→ Data supplied
------------------------

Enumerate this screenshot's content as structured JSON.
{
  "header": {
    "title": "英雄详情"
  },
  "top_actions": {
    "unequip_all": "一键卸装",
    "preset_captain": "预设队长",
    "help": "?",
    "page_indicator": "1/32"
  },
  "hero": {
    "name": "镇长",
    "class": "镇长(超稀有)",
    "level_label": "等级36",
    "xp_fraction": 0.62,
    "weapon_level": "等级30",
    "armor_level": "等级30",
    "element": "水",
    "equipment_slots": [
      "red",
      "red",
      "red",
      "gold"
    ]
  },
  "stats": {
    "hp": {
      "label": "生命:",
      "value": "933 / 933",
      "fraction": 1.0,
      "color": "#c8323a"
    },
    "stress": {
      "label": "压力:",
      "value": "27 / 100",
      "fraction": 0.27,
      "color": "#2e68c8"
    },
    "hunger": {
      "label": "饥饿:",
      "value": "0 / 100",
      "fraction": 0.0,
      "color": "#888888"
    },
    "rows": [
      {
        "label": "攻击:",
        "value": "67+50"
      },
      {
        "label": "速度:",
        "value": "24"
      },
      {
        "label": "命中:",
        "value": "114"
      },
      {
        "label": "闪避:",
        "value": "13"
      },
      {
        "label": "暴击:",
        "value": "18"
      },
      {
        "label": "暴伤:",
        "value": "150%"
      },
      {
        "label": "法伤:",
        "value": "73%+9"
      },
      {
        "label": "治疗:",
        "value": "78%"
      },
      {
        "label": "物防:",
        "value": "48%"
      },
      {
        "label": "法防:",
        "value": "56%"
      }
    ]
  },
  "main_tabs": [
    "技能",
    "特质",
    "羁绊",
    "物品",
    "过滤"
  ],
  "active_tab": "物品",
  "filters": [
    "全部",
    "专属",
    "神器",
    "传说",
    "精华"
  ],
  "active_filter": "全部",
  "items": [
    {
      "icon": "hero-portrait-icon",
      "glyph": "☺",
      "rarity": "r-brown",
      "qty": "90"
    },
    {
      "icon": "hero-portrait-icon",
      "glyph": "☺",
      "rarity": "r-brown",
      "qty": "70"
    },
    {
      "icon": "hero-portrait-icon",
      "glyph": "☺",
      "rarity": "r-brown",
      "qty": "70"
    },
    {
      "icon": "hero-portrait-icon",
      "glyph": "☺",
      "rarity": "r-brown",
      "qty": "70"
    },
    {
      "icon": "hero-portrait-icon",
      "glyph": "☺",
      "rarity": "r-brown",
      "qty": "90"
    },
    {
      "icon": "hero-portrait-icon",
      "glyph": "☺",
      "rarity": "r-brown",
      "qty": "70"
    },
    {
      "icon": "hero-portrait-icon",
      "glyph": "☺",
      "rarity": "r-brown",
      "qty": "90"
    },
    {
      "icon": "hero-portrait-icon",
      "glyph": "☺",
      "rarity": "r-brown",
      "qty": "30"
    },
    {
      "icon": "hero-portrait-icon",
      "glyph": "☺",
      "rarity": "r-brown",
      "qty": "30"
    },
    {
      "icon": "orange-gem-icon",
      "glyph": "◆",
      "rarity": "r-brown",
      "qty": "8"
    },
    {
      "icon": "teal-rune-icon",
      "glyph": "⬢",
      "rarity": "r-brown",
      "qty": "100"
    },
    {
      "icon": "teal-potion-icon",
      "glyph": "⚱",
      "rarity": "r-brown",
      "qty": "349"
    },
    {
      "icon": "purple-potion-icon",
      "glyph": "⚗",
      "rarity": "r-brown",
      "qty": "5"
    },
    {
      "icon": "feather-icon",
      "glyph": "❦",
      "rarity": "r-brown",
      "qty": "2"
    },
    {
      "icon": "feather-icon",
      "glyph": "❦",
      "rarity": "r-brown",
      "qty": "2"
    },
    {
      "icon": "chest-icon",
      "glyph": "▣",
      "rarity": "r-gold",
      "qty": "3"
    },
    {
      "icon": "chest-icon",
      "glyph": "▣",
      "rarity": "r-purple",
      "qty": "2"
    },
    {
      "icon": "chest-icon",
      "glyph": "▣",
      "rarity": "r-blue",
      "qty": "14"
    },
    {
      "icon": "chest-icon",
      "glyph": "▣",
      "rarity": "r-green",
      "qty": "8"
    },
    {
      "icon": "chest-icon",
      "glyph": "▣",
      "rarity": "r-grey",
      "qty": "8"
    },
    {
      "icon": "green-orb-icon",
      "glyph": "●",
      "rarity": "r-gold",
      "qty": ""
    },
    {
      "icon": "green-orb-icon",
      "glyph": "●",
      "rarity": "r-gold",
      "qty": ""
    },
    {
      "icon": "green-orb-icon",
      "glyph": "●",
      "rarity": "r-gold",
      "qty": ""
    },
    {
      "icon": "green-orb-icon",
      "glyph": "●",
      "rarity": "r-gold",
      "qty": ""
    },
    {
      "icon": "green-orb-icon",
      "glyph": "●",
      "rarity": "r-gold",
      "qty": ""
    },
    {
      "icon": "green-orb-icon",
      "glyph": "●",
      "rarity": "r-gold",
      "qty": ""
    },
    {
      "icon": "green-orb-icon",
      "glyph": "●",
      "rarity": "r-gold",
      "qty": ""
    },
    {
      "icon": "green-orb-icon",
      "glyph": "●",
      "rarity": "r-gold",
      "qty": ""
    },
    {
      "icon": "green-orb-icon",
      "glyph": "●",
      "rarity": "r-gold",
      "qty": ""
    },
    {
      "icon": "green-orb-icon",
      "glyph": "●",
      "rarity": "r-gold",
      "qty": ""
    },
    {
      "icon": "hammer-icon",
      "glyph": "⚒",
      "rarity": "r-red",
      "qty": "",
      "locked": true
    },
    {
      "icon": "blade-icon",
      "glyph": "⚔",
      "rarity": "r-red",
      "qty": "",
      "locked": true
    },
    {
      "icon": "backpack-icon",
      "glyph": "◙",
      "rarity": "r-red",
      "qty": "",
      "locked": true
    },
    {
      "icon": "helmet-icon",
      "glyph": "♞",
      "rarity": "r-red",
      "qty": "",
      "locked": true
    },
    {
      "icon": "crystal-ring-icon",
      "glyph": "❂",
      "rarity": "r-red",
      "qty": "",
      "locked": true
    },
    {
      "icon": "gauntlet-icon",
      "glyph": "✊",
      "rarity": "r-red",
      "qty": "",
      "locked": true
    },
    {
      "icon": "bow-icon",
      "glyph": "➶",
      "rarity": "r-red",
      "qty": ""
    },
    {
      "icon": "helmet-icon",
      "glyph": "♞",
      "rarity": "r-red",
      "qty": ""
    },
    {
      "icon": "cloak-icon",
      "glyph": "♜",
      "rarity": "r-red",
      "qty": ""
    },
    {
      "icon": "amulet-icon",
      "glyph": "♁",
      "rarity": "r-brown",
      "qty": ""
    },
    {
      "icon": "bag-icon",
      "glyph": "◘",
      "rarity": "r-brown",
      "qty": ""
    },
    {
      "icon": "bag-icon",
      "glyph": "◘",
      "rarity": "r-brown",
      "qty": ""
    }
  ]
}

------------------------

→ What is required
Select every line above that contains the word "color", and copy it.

→ Task result
      "color": "#c8323a"
      "color": "#2e68c8"
      "color": "#888888"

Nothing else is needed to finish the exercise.